_Available data_.

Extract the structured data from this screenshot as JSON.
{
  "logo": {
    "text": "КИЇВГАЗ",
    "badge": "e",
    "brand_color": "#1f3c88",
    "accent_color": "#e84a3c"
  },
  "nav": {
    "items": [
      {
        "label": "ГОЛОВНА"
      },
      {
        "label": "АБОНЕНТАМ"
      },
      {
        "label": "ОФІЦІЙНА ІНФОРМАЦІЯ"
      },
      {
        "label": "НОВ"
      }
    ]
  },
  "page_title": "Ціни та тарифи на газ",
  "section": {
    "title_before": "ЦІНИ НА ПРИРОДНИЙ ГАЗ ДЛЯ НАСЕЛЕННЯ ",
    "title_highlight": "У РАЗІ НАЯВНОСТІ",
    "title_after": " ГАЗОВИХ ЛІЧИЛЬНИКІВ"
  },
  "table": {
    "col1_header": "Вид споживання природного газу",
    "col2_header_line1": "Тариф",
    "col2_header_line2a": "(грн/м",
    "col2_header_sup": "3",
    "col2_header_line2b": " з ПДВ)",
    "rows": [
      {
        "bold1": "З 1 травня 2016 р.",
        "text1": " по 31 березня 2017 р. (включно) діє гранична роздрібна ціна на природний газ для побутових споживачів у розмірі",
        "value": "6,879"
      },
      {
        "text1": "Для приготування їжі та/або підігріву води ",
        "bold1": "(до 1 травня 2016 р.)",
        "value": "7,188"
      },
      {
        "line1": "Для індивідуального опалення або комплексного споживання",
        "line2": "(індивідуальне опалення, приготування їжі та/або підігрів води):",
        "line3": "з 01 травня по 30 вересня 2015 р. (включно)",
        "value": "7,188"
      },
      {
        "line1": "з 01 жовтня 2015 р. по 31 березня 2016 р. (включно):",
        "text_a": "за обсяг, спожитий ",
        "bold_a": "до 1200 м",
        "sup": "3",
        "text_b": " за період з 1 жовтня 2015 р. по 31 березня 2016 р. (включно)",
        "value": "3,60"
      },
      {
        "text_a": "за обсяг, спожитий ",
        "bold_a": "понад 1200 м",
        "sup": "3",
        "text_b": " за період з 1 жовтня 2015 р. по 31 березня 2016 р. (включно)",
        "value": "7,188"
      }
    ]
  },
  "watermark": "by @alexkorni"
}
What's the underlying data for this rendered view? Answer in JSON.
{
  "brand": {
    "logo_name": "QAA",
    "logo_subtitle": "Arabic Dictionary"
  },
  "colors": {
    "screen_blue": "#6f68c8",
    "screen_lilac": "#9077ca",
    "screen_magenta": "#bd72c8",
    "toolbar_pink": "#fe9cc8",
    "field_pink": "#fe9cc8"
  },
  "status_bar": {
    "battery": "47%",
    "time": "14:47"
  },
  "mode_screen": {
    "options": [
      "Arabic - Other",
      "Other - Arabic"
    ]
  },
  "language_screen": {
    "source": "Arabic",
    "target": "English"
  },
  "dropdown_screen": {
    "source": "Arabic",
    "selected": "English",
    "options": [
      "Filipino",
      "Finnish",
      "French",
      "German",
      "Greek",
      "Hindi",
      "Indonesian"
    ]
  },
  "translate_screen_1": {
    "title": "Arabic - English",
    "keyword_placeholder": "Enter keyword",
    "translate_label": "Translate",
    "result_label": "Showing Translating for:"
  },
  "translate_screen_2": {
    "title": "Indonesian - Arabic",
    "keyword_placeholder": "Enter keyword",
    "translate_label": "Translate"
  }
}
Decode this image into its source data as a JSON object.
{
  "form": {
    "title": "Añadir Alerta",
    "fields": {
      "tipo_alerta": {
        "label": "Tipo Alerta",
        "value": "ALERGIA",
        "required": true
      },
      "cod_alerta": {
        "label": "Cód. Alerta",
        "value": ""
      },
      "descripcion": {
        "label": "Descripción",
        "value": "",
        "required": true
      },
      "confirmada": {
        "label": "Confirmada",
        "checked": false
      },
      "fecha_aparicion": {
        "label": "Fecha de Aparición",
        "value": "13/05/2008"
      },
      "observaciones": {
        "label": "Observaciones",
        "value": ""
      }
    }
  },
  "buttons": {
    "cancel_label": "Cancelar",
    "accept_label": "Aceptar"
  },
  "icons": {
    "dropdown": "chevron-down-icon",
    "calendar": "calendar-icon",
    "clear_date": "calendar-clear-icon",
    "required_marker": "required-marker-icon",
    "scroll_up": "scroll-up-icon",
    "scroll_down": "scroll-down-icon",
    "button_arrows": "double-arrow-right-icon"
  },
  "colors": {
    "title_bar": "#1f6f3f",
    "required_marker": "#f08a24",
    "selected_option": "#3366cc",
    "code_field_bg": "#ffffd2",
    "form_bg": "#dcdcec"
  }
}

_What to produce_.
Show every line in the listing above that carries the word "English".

_Exercise answer_.
    "target": "English"
    "selected": "English",
    "title": "Arabic - English",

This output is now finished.